On a recent project, of which you may be vaguely aware of if you read my earlier posts, we had great success utilising XML Strongly typed datasets, to help us maintain the clients state, without actually using any of the state management features within .Net.
Many have discouraged use of strongly typed datasets for a variety of reasons, and they certainly have their drawbacks, but I find them extremely useful. Our scenario is as follows :-
The client has a huge amount of information per page, and there are appoximately 10 different pages in the total process of information gathering for this application. It is web based, and at any point in time, a user can close the application, from wherever point they are, and resume the process of information entering, with all previously entered information intact and easily retrievable. Not too different from many apps out there (if a somewhat vague description of our application).
Our approach for state management, consisted of designing a workflow component as an XML Schema (XSD), within Visual Studio.NET and generating a class file from that. This workflow component contained, an application ID, the state of information entry for each stage of the process (ie. had the user entered info for page 1, has page 1 info been validated, has the user entered info for page 2 etc...), client ID, and various other bits and pieces. We used a 'base page' from which all pages inherited from which exposed a property for getting and setting this strongly typed dataset.
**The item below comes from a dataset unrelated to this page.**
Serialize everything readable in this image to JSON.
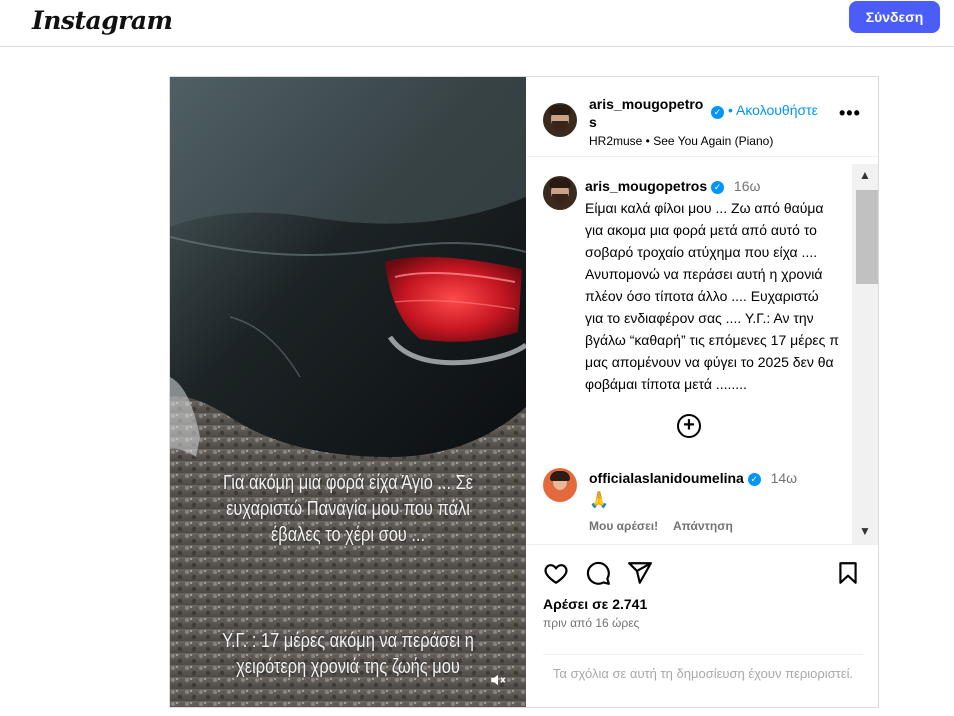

When the property was set, the strongly typed dataset was serialised to a string and stored in the viewstate of the page, when the property was read, the string was extracted from viewstate, and read into the strongly typed dataset. So all of this information was retained at the client for every single page.
When the workflow was extracted, this provided enough information for us to grab whatever page information was required from the database, as identified by our application ID, the client ID, and populate the relevant page. Sounds simple enough and it worked extremely well. Unknown to us, during testing of this application, the testing team had numerous 'connection dropouts' as they were using a standard ISP over a modem. When the connection was restored, simply refreshing the page allowed the app to resume as if nothing had happened. (Note: Authentication was achieved using Forms Authentication and cookies so the cookie was still valid and thus the user still authenticated to use the site).
Because of the ease and generic method of serialising the workflow to viewstate, we could add properties to the workflow easily within VS.NET designer, and have these available and automatically held at the client without any coding, apart from actually adding the property within the XML/XSD designer.
As a downside, this obviously added weight to the page, however the page weight was heavy due to the amount of information being gathered so this extra weight proved insignificant in the overall scheme of things. The workflow component was in itself not that complex, so some of the complexities/nuances of coding with strongly typed datasets were also not evident.
On the scalabilty front, this also means that a client can hit any web server in a web farm, and further down the path, any app server, and their information is retrieved with all information integrity retained. No use was made of session ID's at all, and in fact, session state were disabled for this application.
This particular method is not for everyone, and simply suited our scenario extremely well, but does serve to highlight a benefit of using strongly typed datasets. Note that this could easily be achieved using a class of your own design without any XML strongly typed fandangled stuff, but its a bit more work, and this proved extremely quick, effective and flexible. This technique could also be extended to encrypt the workflow itself, before being stored within the viewstate for added security if desired.
Again, this probably wont suit everyone, but it may provide enough food for thought to help with you with state management for your next web application.
If you need or are interested in more details, feel free to drop me a line at firstname.lastname@example.org